The MC joked that we shouldn’t all gather to one side, as we might tip the boat.
In the end, we were so glad we took the larger vessel because we had a much more comfortable ride, enjoyed complimentary food and drinks, and the onboard bathrooms were convenient!
Those Amazing Whales
There appeared to be a mother and her baby diving, breaching, and slapping the surface with their fins. On occasion, they created a small fountain as a seawater flume shot into the air from their blowhole.
At times I would jockey to get a better position at the railing to have unobstructed views of the whales. I was amazed that these giant mammals could easily propel themselves out of the water.
Then, they created a massive splash as they contacted the ocean.
The waters got quite choppy as we got further into the Pacific Ocean. We could see the little Zodiacs bobbing roughly in the swells. We were thankful to be watching the whales from a stable larger vessel.
The humpback’s performance went on for over an hour before we decided to take advantage of the free drinks. They certainly weren’t getting drinks on the Zodiac!
I was in tropical Mexico, so I couldn’t resist adding to the fun, and I ordered a giant Pina Colada for Karen and I to share.
Another great part of the excursion is the chance to meet other cruisers. We shared a table with a Mom, Dad, and older son, from Sacramento, California.
Almost immediately, we shared stories about how many cruises we had taken. We discussed our Majestic Princess cruise and other shore excursions.

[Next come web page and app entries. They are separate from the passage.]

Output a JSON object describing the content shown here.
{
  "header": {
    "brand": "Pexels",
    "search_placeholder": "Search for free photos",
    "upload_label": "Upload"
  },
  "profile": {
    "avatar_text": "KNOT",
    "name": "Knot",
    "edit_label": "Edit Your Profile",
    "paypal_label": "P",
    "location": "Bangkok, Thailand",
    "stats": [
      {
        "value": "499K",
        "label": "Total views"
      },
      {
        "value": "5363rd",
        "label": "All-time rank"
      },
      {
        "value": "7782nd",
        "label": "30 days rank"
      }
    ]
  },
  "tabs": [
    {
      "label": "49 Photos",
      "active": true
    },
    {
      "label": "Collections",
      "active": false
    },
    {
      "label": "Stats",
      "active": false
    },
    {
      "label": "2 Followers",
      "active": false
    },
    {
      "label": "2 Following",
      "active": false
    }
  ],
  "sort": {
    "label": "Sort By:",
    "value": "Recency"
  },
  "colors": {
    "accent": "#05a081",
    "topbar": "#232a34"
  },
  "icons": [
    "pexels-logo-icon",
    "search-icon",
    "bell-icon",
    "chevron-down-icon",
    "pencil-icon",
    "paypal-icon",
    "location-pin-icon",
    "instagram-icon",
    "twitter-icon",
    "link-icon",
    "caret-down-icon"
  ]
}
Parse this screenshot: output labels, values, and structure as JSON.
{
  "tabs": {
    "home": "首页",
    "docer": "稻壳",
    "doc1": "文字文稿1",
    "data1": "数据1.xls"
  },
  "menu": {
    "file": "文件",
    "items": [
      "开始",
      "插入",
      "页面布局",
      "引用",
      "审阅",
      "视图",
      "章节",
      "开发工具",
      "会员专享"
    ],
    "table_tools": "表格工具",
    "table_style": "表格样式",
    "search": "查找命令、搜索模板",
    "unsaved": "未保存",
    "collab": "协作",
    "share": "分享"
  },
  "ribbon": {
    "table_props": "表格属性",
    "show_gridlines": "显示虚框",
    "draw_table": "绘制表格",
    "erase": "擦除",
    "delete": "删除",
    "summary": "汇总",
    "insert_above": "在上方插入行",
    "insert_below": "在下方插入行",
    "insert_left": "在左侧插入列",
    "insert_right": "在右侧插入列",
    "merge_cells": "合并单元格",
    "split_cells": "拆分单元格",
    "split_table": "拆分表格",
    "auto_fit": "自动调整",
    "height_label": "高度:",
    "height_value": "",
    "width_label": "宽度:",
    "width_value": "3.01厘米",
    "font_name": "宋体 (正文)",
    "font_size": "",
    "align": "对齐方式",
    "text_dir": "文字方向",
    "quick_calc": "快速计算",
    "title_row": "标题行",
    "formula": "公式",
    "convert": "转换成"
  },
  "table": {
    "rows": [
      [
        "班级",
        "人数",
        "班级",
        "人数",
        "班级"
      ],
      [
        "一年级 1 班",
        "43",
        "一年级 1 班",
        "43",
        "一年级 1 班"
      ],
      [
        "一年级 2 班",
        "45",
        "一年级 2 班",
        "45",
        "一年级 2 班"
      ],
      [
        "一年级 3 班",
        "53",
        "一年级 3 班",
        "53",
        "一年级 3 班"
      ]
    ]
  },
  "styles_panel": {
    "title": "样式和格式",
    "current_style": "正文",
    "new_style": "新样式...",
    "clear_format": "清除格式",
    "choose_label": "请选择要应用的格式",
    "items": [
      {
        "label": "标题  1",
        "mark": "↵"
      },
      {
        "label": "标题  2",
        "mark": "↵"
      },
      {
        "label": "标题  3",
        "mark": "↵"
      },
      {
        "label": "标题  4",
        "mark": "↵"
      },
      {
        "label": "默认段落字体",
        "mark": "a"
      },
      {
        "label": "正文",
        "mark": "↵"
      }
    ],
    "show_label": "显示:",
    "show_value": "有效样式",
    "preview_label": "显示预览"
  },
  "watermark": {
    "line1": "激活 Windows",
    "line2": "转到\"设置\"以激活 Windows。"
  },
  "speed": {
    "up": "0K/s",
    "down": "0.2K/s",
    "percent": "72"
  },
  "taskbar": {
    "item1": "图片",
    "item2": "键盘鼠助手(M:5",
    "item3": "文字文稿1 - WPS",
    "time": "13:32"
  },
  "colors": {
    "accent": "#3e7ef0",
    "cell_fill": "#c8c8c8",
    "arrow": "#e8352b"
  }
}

After an hour or so, Jose announced, “the whales are still here,” so we watched them a while longer. We were amazed that they were almost performing for our enjoyment.
While Karen has taken many whale-watching tours in Juneau, Alaska, she only saw humpback whale backs and tails. Since whales spend their time feeding, she never witnessed a breaching or a bubble net feeding.

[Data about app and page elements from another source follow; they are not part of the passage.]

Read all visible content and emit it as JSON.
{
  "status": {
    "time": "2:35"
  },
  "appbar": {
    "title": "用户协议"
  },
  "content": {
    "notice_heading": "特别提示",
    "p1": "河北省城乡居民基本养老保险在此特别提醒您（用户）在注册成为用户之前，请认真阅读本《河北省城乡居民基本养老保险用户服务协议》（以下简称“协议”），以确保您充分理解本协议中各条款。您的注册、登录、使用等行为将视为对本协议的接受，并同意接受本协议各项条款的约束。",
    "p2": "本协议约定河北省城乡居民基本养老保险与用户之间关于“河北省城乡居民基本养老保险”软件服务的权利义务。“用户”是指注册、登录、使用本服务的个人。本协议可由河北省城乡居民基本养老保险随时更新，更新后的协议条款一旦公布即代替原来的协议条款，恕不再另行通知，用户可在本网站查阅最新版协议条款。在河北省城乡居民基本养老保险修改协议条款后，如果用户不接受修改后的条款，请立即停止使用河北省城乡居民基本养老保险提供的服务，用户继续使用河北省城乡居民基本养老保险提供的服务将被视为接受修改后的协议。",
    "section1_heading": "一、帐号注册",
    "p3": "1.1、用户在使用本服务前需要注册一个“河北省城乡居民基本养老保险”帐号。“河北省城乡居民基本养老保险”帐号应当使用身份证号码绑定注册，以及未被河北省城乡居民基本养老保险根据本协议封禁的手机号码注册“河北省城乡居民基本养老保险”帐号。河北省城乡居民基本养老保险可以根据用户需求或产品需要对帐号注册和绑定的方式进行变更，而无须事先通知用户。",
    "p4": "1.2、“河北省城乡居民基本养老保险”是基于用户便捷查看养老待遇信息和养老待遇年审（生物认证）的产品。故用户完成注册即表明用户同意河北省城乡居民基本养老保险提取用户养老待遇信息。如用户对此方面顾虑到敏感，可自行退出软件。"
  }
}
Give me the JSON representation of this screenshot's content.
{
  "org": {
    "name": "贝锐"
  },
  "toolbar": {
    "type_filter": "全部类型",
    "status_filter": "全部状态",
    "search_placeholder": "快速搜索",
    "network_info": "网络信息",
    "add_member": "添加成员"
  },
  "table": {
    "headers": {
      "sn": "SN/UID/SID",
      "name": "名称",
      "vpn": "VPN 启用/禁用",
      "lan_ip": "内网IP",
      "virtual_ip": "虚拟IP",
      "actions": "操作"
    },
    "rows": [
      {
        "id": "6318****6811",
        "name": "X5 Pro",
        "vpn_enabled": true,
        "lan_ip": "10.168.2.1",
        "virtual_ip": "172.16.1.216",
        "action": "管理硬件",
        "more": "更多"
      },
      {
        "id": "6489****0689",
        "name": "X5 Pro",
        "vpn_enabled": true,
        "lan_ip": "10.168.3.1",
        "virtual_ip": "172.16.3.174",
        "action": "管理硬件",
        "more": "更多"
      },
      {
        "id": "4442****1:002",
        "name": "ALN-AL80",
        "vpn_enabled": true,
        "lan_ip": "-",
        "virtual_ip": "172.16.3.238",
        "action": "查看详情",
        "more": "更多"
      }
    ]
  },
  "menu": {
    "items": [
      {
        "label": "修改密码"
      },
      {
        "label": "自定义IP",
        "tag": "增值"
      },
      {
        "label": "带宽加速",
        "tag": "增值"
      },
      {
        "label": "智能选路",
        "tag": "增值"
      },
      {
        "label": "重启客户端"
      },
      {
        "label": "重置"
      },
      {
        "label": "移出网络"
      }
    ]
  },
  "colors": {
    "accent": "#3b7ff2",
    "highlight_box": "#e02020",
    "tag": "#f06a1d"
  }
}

Whale watching in Mexico was much more exciting, and we enjoyed constant breaching for over an hour.
Heading Back To Shore
Sometime after 90 minutes, and after taking many photos and videos of the whales, there was an announcement that we were heading back to shore. We passed El Arco one more time before heading into port.
The music continued, and at times I found myself singing along to the old classic songs.
As we gently sailed into the port, we saw the packed restaurants, the yachts, and the hundreds of people onshore.
As if trying to advertise that Caborey Tours was the “Party Boat” for whale watching, the host encouraged us to sing along to Neil Diamond’s Sweet Caroline song.
Imagine 50 people on the boat’s top deck as we neared the dock, singing at the top of our lungs.
I can still remember the faces of the people sitting in one of the waterfront restaurants looking at our boat and seeing what fun we were having! Life should always be this much fun.
You can do whale watching in many parts of the world. But sailing out of the Cabo San Lucas harbor in the warm Mexican sun from December to April is one of the best ways to enjoy it.
Also, be sure to pick an excellent tour operator like Caborey Tours. While the whales were the stars of the show, the “party” crew, complimentary drinks, and music made this one of the best excursions I had ever taken while cruising.
It certainly was the highlight of our Mexican Riviera cruise. Thankfully, I can scratch ‘Whale Watching’ off my Bucket List and will go again when we cruise through Cabo in winter.
You can decide whether you want to go via a large boat like we had or on a much smaller Zodiac. The Zodiac provides more of an ‘Expedition-type adventure’ closer to the water, but you need to tolerate the rough seas.
Whales are magnificent giants, and seeing them up close on a whale watching tour is the best way to enjoy them.
Happy travels ~ Brian